### What you are asked to do
Retype the complete listing exactly as it appears.

### Records supplied
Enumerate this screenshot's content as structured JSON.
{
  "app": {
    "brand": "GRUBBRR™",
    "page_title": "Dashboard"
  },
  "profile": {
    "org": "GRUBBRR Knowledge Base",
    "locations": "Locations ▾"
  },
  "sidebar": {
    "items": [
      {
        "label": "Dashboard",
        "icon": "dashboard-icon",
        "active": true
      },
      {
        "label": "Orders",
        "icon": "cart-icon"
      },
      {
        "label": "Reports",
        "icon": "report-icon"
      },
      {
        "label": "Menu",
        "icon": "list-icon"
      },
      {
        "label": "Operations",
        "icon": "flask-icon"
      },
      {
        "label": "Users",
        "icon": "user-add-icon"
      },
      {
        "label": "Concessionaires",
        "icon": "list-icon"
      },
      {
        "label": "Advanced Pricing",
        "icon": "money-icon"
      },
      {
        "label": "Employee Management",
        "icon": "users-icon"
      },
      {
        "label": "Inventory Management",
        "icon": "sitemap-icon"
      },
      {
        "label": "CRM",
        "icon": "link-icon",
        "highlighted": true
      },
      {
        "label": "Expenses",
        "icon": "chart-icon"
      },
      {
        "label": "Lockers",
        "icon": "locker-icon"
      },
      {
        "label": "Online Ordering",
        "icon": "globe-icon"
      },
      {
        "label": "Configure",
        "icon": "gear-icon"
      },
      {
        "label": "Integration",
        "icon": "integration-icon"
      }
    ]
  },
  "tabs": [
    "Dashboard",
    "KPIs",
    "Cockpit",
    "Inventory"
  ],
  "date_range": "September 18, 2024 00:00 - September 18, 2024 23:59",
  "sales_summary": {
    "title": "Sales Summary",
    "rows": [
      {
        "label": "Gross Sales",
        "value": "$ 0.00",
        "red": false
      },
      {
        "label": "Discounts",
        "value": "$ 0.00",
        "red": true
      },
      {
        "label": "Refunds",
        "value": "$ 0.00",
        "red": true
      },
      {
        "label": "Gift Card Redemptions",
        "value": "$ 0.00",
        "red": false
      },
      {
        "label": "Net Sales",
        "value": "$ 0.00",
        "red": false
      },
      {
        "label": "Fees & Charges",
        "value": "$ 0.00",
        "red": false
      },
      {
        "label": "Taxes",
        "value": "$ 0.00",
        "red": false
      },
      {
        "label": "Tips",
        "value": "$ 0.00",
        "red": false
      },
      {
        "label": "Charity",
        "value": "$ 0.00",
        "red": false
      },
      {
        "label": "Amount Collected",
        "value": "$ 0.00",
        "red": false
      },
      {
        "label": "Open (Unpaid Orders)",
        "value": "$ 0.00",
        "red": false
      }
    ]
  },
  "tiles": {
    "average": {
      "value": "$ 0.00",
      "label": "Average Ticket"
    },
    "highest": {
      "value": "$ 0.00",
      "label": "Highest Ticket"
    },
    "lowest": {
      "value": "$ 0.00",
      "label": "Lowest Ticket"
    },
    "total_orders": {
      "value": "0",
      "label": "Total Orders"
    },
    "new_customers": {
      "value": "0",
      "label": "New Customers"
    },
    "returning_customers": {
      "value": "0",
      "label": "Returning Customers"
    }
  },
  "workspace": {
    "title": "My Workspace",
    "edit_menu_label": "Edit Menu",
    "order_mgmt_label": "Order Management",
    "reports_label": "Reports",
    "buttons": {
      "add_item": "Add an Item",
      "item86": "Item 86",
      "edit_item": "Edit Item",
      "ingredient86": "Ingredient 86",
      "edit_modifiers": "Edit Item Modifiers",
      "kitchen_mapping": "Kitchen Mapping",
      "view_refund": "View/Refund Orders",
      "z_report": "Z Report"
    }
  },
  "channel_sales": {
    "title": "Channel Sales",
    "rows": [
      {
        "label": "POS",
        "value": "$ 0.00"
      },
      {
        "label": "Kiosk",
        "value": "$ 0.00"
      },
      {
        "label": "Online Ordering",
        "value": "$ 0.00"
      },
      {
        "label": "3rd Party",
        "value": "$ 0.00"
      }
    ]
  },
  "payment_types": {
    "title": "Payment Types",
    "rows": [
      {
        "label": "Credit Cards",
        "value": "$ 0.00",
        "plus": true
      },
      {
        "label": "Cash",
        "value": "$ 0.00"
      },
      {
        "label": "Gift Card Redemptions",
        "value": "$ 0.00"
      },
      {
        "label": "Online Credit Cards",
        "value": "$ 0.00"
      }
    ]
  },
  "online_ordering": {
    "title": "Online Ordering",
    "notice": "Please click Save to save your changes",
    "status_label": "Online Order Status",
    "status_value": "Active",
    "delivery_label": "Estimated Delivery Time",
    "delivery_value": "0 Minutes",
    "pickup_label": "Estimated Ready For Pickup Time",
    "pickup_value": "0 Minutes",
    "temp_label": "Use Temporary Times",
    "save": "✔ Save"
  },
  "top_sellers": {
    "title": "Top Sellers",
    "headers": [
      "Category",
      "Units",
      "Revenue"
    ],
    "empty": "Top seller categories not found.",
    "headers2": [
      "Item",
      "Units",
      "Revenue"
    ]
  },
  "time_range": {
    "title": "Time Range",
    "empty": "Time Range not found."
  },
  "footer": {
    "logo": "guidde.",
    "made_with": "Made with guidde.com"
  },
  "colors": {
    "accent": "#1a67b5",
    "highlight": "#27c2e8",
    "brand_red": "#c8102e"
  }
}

### Output below
Enumerate this screenshot's content as structured JSON.
{
  "app": {
    "brand": "GRUBBRR™",
    "page_title": "Dashboard"
  },
  "profile": {
    "org": "GRUBBRR Knowledge Base",
    "locations": "Locations ▾"
  },
  "sidebar": {
    "items": [
      {
        "label": "Dashboard",
        "icon": "dashboard-icon",
        "active": true
      },
      {
        "label": "Orders",
        "icon": "cart-icon"
      },
      {
        "label": "Reports",
        "icon": "report-icon"
      },
      {
        "label": "Menu",
        "icon": "list-icon"
      },
      {
        "label": "Operations",
        "icon": "flask-icon"
      },
      {
        "label": "Users",
        "icon": "user-add-icon"
      },
      {
        "label": "Concessionaires",
        "icon": "list-icon"
      },
      {
        "label": "Advanced Pricing",
        "icon": "money-icon"
      },
      {
        "label": "Employee Management",
        "icon": "users-icon"
      },
      {
        "label": "Inventory Management",
        "icon": "sitemap-icon"
      },
      {
        "label": "CRM",
        "icon": "link-icon",
        "highlighted": true
      },
      {
        "label": "Expenses",
        "icon": "chart-icon"
      },
      {
        "label": "Lockers",
        "icon": "locker-icon"
      },
      {
        "label": "Online Ordering",
        "icon": "globe-icon"
      },
      {
        "label": "Configure",
        "icon": "gear-icon"
      },
      {
        "label": "Integration",
        "icon": "integration-icon"
      }
    ]
  },
  "tabs": [
    "Dashboard",
    "KPIs",
    "Cockpit",
    "Inventory"
  ],
  "date_range": "September 18, 2024 00:00 - September 18, 2024 23:59",
  "sales_summary": {
    "title": "Sales Summary",
    "rows": [
      {
        "label": "Gross Sales",
        "value": "$ 0.00",
        "red": false
      },
      {
        "label": "Discounts",
        "value": "$ 0.00",
        "red": true
      },
      {
        "label": "Refunds",
        "value": "$ 0.00",
        "red": true
      },
      {
        "label": "Gift Card Redemptions",
        "value": "$ 0.00",
        "red": false
      },
      {
        "label": "Net Sales",
        "value": "$ 0.00",
        "red": false
      },
      {
        "label": "Fees & Charges",
        "value": "$ 0.00",
        "red": false
      },
      {
        "label": "Taxes",
        "value": "$ 0.00",
        "red": false
      },
      {
        "label": "Tips",
        "value": "$ 0.00",
        "red": false
      },
      {
        "label": "Charity",
        "value": "$ 0.00",
        "red": false
      },
      {
        "label": "Amount Collected",
        "value": "$ 0.00",
        "red": false
      },
      {
        "label": "Open (Unpaid Orders)",
        "value": "$ 0.00",
        "red": false
      }
    ]
  },
  "tiles": {
    "average": {
      "value": "$ 0.00",
      "label": "Average Ticket"
    },
    "highest": {
      "value": "$ 0.00",
      "label": "Highest Ticket"
    },
    "lowest": {
      "value": "$ 0.00",
      "label": "Lowest Ticket"
    },
    "total_orders": {
      "value": "0",
      "label": "Total Orders"
    },
    "new_customers": {
      "value": "0",
      "label": "New Customers"
    },
    "returning_customers": {
      "value": "0",
      "label": "Returning Customers"
    }
  },
  "workspace": {
    "title": "My Workspace",
    "edit_menu_label": "Edit Menu",
    "order_mgmt_label": "Order Management",
    "reports_label": "Reports",
    "buttons": {
      "add_item": "Add an Item",
      "item86": "Item 86",
      "edit_item": "Edit Item",
      "ingredient86": "Ingredient 86",
      "edit_modifiers": "Edit Item Modifiers",
      "kitchen_mapping": "Kitchen Mapping",
      "view_refund": "View/Refund Orders",
      "z_report": "Z Report"
    }
  },
  "channel_sales": {
    "title": "Channel Sales",
    "rows": [
      {
        "label": "POS",
        "value": "$ 0.00"
      },
      {
        "label": "Kiosk",
        "value": "$ 0.00"
      },
      {
        "label": "Online Ordering",
        "value": "$ 0.00"
      },
      {
        "label": "3rd Party",
        "value": "$ 0.00"
      }
    ]
  },
  "payment_types": {
    "title": "Payment Types",
    "rows": [
      {
        "label": "Credit Cards",
        "value": "$ 0.00",
        "plus": true
      },
      {
        "label": "Cash",
        "value": "$ 0.00"
      },
      {
        "label": "Gift Card Redemptions",
        "value": "$ 0.00"
      },
      {
        "label": "Online Credit Cards",
        "value": "$ 0.00"
      }
    ]
  },
  "online_ordering": {
    "title": "Online Ordering",
    "notice": "Please click Save to save your changes",
    "status_label": "Online Order Status",
    "status_value": "Active",
    "delivery_label": "Estimated Delivery Time",
    "delivery_value": "0 Minutes",
    "pickup_label": "Estimated Ready For Pickup Time",
    "pickup_value": "0 Minutes",
    "temp_label": "Use Temporary Times",
    "save": "✔ Save"
  },
  "top_sellers": {
    "title": "Top Sellers",
    "headers": [
      "Category",
      "Units",
      "Revenue"
    ],
    "empty": "Top seller categories not found.",
    "headers2": [
      "Item",
      "Units",
      "Revenue"
    ]
  },
  "time_range": {
    "title": "Time Range",
    "empty": "Time Range not found."
  },
  "footer": {
    "logo": "guidde.",
    "made_with": "Made with guidde.com"
  },
  "colors": {
    "accent": "#1a67b5",
    "highlight": "#27c2e8",
    "brand_red": "#c8102e"
  }
}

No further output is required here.